Many departments review their annual results and discuss the results in departmental meetings.  Individual departments use the information differently, and program improvements are left up to the faculty.

All seniors are required to take this exam prior to graduation, so our sample is extremely representative of the population.  Only 54.7% of the seniors eligible actually tested because seniors will typically test after they attain 120+ credit hours.

The VSA advises institutions to follow assessment publisher guidelines for determining the appropriate number of students to test. In the absence of publisher guidelines, the VSA provides sample size guidelines for institutions based on a 95% confidence interval and 5% margin of error. So long as the tested sample demographics represent the student body, this means we can be 95% certain that the "true" population learning outcomes are with +/- 5% of the reported results.
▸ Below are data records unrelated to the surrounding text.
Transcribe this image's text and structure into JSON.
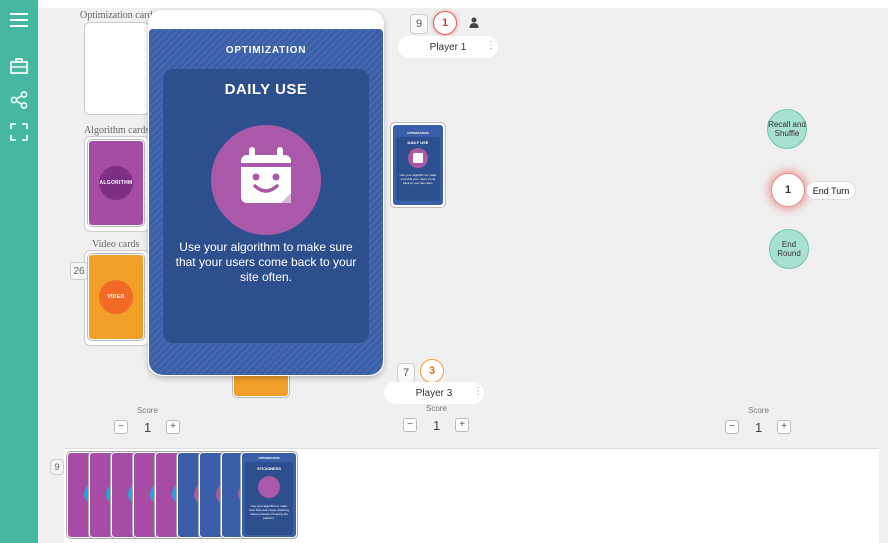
{
  "decks": {
    "optimization_label": "Optimization cards",
    "algorithm_label": "Algorithm cards",
    "algorithm_card_text": "ALGORITHM",
    "video_label": "Video cards",
    "video_count": "26",
    "video_card_text": "VIDEO"
  },
  "big_card": {
    "category": "OPTIMIZATION",
    "title": "DAILY USE",
    "description": "Use your algorithm to make sure that your users come back to your site often.",
    "icon": "calendar-smile-icon"
  },
  "played_card": {
    "category": "OPTIMIZATION",
    "title": "DAILY USE",
    "description": "Use your algorithm to make sure that your users come back to your site often."
  },
  "player1": {
    "card_count": "9",
    "score": "1",
    "name": "Player 1"
  },
  "player3": {
    "card_count": "7",
    "score": "3",
    "name": "Player 3"
  },
  "controls": {
    "recall": "Recall and Shuffle",
    "end_turn_count": "1",
    "end_turn": "End Turn",
    "end_round": "End Round"
  },
  "scores": [
    {
      "label": "Score",
      "value": "1"
    },
    {
      "label": "Score",
      "value": "1"
    },
    {
      "label": "Score",
      "value": "1"
    }
  ],
  "score_minus": "−",
  "score_plus": "+",
  "hand": {
    "count": "9",
    "last_card_category": "OPTIMIZATION",
    "last_card_title": "STICKINESS",
    "last_card_text": "Use your algorithm to make sure that users keep watching videos instead of leaving the platform."
  },
  "colors": {
    "sidebar": "#47b8a0",
    "optimization": "#3a5fa8",
    "algorithm": "#a64ba6",
    "video": "#f0a028",
    "accent_red": "#e06060"
  }
}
For more information on Sampling, please refer to the Research Methods Knowledge Base

At MSU, senior students who completed the ETS Proficiency Profile Critical Thinking test (n=1709) scored higher than 49% of seniors at all other ETS Proficiency Profile-participating institutions in Spring 2014.

At MSU, senior students who completed the ETS Proficiency Profile Written Communication test (n=1709) scored higher than 48% of seniors at all other ETS Proficiency Profile-participating institutions in Spring 2014.

As MSU did not participate in a value-added administration, scores are not adjusted to account for the incoming ability of MSU students.

Critical Thinking Detail

The chart below shows the distribution of student scores on the ETS Proficiency Profile Critical Thinking test. Students are scored as Not Proficient, Marginal, or Proficient.

Written Communication Detail

The charts below show the distribution of student scores on the three levels of the ETS Proficiency Profile Writing Test. Students are scored as Not Proficient, Marginal, or Proficient on each level. Writing 3 represents more advanced writing skill than Writing 2, which represents more advanced writing skill than Writing 1.